Select from the data all lines with the word "description".

------ DATASET CONTENT ------

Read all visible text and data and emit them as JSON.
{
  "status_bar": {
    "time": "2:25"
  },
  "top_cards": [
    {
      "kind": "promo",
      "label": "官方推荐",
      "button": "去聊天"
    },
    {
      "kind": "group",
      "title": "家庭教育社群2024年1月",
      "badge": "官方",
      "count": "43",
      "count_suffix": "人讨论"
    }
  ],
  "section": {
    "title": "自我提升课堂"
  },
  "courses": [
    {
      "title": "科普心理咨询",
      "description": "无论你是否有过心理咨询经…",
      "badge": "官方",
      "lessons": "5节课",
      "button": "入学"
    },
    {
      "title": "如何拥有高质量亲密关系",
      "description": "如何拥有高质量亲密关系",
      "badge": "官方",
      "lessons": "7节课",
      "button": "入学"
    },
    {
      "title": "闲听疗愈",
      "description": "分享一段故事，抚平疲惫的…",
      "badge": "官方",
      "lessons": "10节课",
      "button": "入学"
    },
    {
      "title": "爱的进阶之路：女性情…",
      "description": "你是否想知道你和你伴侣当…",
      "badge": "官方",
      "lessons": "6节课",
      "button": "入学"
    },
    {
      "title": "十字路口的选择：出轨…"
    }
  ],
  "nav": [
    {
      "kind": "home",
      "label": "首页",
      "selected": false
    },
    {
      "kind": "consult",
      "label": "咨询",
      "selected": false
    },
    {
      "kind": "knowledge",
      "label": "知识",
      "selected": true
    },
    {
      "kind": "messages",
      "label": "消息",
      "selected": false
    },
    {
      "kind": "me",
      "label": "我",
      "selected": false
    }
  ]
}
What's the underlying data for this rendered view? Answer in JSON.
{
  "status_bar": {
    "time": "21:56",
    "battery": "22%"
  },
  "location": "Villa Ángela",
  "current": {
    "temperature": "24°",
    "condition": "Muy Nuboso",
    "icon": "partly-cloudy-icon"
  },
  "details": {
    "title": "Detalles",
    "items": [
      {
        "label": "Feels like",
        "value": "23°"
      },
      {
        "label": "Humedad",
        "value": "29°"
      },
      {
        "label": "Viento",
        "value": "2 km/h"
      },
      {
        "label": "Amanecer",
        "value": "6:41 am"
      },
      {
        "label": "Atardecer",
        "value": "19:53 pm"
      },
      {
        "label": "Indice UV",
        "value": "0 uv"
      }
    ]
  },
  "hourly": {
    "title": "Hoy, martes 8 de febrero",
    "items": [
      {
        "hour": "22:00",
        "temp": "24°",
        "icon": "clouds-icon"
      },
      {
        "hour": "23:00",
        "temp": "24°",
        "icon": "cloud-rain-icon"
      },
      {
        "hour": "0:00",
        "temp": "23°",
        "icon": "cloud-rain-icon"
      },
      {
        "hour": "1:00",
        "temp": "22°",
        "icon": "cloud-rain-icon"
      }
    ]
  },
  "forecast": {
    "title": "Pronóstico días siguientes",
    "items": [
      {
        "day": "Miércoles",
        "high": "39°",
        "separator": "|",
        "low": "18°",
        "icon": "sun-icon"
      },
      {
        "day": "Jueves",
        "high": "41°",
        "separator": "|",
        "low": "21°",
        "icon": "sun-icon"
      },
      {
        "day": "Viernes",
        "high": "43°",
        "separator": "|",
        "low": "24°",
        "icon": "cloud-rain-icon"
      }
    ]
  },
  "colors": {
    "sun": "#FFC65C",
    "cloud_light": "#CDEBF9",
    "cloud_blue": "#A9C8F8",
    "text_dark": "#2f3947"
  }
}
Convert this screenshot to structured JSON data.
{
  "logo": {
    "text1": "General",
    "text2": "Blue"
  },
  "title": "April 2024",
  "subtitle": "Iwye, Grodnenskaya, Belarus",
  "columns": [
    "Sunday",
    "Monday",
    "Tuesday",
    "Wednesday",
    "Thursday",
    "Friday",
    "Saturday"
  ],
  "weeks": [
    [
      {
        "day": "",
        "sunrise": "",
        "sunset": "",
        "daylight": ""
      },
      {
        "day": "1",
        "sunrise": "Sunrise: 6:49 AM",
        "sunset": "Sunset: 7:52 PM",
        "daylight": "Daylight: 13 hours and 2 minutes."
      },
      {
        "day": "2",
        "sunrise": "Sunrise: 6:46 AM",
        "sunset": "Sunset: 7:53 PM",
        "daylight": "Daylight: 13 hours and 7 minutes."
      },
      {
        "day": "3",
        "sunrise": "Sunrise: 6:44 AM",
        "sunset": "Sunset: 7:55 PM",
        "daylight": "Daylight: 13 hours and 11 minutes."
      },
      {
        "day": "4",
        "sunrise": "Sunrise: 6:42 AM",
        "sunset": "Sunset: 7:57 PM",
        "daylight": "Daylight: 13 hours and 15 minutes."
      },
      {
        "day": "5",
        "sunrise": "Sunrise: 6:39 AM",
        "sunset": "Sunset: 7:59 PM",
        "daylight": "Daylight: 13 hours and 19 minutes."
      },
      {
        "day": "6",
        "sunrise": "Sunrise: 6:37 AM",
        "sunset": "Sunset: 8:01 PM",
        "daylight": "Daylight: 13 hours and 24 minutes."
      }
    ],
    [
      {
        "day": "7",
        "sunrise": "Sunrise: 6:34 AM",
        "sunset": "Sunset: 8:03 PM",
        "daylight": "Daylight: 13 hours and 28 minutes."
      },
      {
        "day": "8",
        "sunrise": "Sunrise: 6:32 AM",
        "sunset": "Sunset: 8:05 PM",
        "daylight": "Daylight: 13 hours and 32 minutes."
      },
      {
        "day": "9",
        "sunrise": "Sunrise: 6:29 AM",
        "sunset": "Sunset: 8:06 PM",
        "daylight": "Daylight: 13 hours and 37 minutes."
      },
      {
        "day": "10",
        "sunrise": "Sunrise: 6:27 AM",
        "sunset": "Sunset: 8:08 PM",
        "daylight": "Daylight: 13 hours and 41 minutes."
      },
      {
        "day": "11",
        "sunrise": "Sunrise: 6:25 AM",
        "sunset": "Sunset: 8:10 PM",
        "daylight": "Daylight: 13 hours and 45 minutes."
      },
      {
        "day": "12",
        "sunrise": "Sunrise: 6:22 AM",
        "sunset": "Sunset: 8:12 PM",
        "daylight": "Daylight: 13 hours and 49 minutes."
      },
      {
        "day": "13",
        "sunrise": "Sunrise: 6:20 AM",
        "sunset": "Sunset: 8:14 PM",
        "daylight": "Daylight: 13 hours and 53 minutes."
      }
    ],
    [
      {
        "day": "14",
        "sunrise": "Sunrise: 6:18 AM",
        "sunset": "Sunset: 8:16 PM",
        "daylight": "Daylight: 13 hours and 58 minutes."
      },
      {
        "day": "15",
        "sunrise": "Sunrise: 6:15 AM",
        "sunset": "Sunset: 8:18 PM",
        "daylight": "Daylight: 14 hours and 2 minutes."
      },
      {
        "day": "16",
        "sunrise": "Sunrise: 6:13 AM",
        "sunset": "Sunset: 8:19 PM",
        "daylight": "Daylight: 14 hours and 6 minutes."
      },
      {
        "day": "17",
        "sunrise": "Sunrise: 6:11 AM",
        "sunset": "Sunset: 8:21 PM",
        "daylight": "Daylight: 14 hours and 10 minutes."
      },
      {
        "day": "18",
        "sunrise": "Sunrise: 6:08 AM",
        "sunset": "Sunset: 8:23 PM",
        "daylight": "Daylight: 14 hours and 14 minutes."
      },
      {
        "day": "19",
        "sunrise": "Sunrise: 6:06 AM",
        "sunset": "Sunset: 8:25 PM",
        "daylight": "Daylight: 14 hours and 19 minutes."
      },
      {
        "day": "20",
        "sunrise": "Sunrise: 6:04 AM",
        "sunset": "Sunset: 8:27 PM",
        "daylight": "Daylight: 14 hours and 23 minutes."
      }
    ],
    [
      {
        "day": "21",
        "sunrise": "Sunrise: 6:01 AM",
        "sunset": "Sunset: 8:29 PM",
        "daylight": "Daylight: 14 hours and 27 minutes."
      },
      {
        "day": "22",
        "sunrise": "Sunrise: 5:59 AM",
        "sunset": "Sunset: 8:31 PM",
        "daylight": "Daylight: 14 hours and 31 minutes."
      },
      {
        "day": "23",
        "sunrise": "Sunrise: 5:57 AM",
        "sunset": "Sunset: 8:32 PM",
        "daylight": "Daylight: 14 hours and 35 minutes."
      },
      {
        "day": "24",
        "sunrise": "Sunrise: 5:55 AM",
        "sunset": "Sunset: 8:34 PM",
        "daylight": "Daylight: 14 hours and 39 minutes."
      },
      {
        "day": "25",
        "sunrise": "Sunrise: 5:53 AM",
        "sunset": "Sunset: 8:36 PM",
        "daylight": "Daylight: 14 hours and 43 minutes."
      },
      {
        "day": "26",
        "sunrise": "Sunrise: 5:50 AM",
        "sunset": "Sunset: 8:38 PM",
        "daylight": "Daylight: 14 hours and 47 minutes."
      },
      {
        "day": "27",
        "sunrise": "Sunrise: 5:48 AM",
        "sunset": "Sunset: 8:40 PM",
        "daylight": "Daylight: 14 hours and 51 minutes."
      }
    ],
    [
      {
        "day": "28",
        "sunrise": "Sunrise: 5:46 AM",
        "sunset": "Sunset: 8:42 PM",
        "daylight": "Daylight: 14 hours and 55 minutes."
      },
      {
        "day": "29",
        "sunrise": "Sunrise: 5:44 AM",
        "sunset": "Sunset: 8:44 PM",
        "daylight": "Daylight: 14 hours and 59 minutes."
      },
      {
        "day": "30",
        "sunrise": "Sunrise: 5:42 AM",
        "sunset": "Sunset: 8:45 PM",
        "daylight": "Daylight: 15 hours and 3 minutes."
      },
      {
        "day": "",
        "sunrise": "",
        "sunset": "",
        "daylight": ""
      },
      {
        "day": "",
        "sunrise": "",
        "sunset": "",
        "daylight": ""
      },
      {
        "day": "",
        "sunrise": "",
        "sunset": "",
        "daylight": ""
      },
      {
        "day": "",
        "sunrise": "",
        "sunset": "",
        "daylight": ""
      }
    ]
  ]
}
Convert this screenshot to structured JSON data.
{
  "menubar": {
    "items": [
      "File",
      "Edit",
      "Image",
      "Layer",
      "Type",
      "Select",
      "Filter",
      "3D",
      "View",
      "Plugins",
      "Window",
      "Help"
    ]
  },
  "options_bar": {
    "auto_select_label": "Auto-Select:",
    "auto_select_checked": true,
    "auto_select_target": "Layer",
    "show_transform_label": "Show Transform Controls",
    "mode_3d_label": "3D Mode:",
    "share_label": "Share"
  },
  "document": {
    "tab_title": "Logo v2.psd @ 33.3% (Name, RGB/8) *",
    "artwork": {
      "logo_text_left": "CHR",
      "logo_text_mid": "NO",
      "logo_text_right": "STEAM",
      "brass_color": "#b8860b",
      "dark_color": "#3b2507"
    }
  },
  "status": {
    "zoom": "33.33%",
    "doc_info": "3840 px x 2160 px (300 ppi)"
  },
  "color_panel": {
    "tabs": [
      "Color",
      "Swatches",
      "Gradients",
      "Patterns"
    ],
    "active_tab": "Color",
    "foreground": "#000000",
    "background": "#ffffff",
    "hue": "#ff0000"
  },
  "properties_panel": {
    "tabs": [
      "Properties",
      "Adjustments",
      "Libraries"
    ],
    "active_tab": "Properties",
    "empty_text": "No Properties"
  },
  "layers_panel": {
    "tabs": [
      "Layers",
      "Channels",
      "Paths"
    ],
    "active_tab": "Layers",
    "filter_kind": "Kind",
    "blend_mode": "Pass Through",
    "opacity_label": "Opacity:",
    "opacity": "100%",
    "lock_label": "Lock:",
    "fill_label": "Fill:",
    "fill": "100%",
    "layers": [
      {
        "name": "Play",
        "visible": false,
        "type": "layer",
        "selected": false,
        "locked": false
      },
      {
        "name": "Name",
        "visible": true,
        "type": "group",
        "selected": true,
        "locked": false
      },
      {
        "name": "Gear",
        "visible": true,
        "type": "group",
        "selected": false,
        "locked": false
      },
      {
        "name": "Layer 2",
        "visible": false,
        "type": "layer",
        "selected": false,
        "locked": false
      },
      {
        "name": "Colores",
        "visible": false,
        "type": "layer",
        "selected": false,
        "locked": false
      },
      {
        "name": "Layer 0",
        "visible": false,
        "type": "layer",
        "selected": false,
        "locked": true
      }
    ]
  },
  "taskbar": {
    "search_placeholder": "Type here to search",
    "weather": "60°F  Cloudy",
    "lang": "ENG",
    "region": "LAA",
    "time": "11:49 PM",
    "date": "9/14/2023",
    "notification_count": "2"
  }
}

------

▸ YOUR SOLUTION:
      "description": "无论你是否有过心理咨询经…",
      "description": "如何拥有高质量亲密关系",
      "description": "分享一段故事，抚平疲惫的…",
      "description": "你是否想知道你和你伴侣当…",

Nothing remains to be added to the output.